##### Source material #####

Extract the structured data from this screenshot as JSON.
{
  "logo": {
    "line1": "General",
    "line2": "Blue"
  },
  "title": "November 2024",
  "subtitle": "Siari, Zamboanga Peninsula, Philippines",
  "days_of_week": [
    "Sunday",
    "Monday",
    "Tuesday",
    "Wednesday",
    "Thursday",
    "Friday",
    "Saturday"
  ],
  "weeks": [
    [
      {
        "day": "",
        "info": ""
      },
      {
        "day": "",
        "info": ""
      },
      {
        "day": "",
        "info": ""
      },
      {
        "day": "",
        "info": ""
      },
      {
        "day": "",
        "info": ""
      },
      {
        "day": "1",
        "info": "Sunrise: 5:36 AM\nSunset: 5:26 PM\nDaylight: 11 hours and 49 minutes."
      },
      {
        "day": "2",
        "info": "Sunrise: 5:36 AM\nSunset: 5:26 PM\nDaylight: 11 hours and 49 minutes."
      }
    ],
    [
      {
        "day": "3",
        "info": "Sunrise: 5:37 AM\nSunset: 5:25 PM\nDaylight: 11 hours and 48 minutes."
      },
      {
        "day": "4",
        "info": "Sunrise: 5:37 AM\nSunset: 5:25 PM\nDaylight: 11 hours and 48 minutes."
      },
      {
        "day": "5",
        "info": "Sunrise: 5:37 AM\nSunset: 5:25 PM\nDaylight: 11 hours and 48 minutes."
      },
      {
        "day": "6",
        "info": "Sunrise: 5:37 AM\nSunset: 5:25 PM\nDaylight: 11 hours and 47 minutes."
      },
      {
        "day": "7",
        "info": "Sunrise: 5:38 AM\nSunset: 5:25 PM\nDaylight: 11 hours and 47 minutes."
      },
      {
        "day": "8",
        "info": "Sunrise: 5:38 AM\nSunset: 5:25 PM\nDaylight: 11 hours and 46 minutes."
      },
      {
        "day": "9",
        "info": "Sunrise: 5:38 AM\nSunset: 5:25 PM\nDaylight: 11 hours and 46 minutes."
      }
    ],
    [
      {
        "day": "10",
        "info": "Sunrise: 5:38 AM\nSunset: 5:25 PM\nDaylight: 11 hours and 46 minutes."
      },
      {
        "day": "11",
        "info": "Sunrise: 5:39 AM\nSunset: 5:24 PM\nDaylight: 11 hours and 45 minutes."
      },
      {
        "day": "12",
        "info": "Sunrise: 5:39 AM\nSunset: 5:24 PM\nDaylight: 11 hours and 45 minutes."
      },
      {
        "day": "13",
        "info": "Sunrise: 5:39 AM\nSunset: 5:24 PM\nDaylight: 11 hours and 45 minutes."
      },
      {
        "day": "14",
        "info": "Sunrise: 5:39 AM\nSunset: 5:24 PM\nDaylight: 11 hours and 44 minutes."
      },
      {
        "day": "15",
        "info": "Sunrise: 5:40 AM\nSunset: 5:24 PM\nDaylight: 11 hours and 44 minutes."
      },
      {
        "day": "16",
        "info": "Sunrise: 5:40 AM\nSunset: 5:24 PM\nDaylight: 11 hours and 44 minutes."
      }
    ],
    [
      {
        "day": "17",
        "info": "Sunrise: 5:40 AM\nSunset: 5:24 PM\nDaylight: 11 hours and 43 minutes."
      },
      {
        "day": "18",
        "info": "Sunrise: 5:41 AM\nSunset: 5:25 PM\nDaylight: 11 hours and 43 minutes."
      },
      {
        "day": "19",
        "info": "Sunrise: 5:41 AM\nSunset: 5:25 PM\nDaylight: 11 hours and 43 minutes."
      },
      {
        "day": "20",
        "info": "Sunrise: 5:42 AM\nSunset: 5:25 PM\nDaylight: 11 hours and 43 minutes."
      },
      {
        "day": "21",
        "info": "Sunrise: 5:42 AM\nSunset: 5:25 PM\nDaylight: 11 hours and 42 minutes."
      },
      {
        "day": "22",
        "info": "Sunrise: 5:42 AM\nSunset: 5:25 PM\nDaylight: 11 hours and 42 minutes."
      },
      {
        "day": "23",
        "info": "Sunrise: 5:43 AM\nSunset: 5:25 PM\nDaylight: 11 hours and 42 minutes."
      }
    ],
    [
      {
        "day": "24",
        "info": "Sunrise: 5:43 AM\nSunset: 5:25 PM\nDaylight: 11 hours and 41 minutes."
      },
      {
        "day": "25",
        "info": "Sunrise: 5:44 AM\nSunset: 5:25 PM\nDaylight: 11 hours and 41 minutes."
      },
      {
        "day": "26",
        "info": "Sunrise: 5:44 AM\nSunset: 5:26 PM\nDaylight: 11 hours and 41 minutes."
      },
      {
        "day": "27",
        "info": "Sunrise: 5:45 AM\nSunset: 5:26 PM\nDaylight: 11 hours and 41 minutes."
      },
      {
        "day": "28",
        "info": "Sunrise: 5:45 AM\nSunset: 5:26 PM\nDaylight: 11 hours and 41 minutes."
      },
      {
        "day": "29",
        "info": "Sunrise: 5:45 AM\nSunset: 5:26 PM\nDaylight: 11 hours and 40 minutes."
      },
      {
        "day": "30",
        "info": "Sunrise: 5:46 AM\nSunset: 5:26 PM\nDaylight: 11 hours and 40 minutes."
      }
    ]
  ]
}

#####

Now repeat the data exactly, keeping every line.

Extract the structured data from this screenshot as JSON.
{
  "logo": {
    "line1": "General",
    "line2": "Blue"
  },
  "title": "November 2024",
  "subtitle": "Siari, Zamboanga Peninsula, Philippines",
  "days_of_week": [
    "Sunday",
    "Monday",
    "Tuesday",
    "Wednesday",
    "Thursday",
    "Friday",
    "Saturday"
  ],
  "weeks": [
    [
      {
        "day": "",
        "info": ""
      },
      {
        "day": "",
        "info": ""
      },
      {
        "day": "",
        "info": ""
      },
      {
        "day": "",
        "info": ""
      },
      {
        "day": "",
        "info": ""
      },
      {
        "day": "1",
        "info": "Sunrise: 5:36 AM\nSunset: 5:26 PM\nDaylight: 11 hours and 49 minutes."
      },
      {
        "day": "2",
        "info": "Sunrise: 5:36 AM\nSunset: 5:26 PM\nDaylight: 11 hours and 49 minutes."
      }
    ],
    [
      {
        "day": "3",
        "info": "Sunrise: 5:37 AM\nSunset: 5:25 PM\nDaylight: 11 hours and 48 minutes."
      },
      {
        "day": "4",
        "info": "Sunrise: 5:37 AM\nSunset: 5:25 PM\nDaylight: 11 hours and 48 minutes."
      },
      {
        "day": "5",
        "info": "Sunrise: 5:37 AM\nSunset: 5:25 PM\nDaylight: 11 hours and 48 minutes."
      },
      {
        "day": "6",
        "info": "Sunrise: 5:37 AM\nSunset: 5:25 PM\nDaylight: 11 hours and 47 minutes."
      },
      {
        "day": "7",
        "info": "Sunrise: 5:38 AM\nSunset: 5:25 PM\nDaylight: 11 hours and 47 minutes."
      },
      {
        "day": "8",
        "info": "Sunrise: 5:38 AM\nSunset: 5:25 PM\nDaylight: 11 hours and 46 minutes."
      },
      {
        "day": "9",
        "info": "Sunrise: 5:38 AM\nSunset: 5:25 PM\nDaylight: 11 hours and 46 minutes."
      }
    ],
    [
      {
        "day": "10",
        "info": "Sunrise: 5:38 AM\nSunset: 5:25 PM\nDaylight: 11 hours and 46 minutes."
      },
      {
        "day": "11",
        "info": "Sunrise: 5:39 AM\nSunset: 5:24 PM\nDaylight: 11 hours and 45 minutes."
      },
      {
        "day": "12",
        "info": "Sunrise: 5:39 AM\nSunset: 5:24 PM\nDaylight: 11 hours and 45 minutes."
      },
      {
        "day": "13",
        "info": "Sunrise: 5:39 AM\nSunset: 5:24 PM\nDaylight: 11 hours and 45 minutes."
      },
      {
        "day": "14",
        "info": "Sunrise: 5:39 AM\nSunset: 5:24 PM\nDaylight: 11 hours and 44 minutes."
      },
      {
        "day": "15",
        "info": "Sunrise: 5:40 AM\nSunset: 5:24 PM\nDaylight: 11 hours and 44 minutes."
      },
      {
        "day": "16",
        "info": "Sunrise: 5:40 AM\nSunset: 5:24 PM\nDaylight: 11 hours and 44 minutes."
      }
    ],
    [
      {
        "day": "17",
        "info": "Sunrise: 5:40 AM\nSunset: 5:24 PM\nDaylight: 11 hours and 43 minutes."
      },
      {
        "day": "18",
        "info": "Sunrise: 5:41 AM\nSunset: 5:25 PM\nDaylight: 11 hours and 43 minutes."
      },
      {
        "day": "19",
        "info": "Sunrise: 5:41 AM\nSunset: 5:25 PM\nDaylight: 11 hours and 43 minutes."
      },
      {
        "day": "20",
        "info": "Sunrise: 5:42 AM\nSunset: 5:25 PM\nDaylight: 11 hours and 43 minutes."
      },
      {
        "day": "21",
        "info": "Sunrise: 5:42 AM\nSunset: 5:25 PM\nDaylight: 11 hours and 42 minutes."
      },
      {
        "day": "22",
        "info": "Sunrise: 5:42 AM\nSunset: 5:25 PM\nDaylight: 11 hours and 42 minutes."
      },
      {
        "day": "23",
        "info": "Sunrise: 5:43 AM\nSunset: 5:25 PM\nDaylight: 11 hours and 42 minutes."
      }
    ],
    [
      {
        "day": "24",
        "info": "Sunrise: 5:43 AM\nSunset: 5:25 PM\nDaylight: 11 hours and 41 minutes."
      },
      {
        "day": "25",
        "info": "Sunrise: 5:44 AM\nSunset: 5:25 PM\nDaylight: 11 hours and 41 minutes."
      },
      {
        "day": "26",
        "info": "Sunrise: 5:44 AM\nSunset: 5:26 PM\nDaylight: 11 hours and 41 minutes."
      },
      {
        "day": "27",
        "info": "Sunrise: 5:45 AM\nSunset: 5:26 PM\nDaylight: 11 hours and 41 minutes."
      },
      {
        "day": "28",
        "info": "Sunrise: 5:45 AM\nSunset: 5:26 PM\nDaylight: 11 hours and 41 minutes."
      },
      {
        "day": "29",
        "info": "Sunrise: 5:45 AM\nSunset: 5:26 PM\nDaylight: 11 hours and 40 minutes."
      },
      {
        "day": "30",
        "info": "Sunrise: 5:46 AM\nSunset: 5:26 PM\nDaylight: 11 hours and 40 minutes."
      }
    ]
  ]
}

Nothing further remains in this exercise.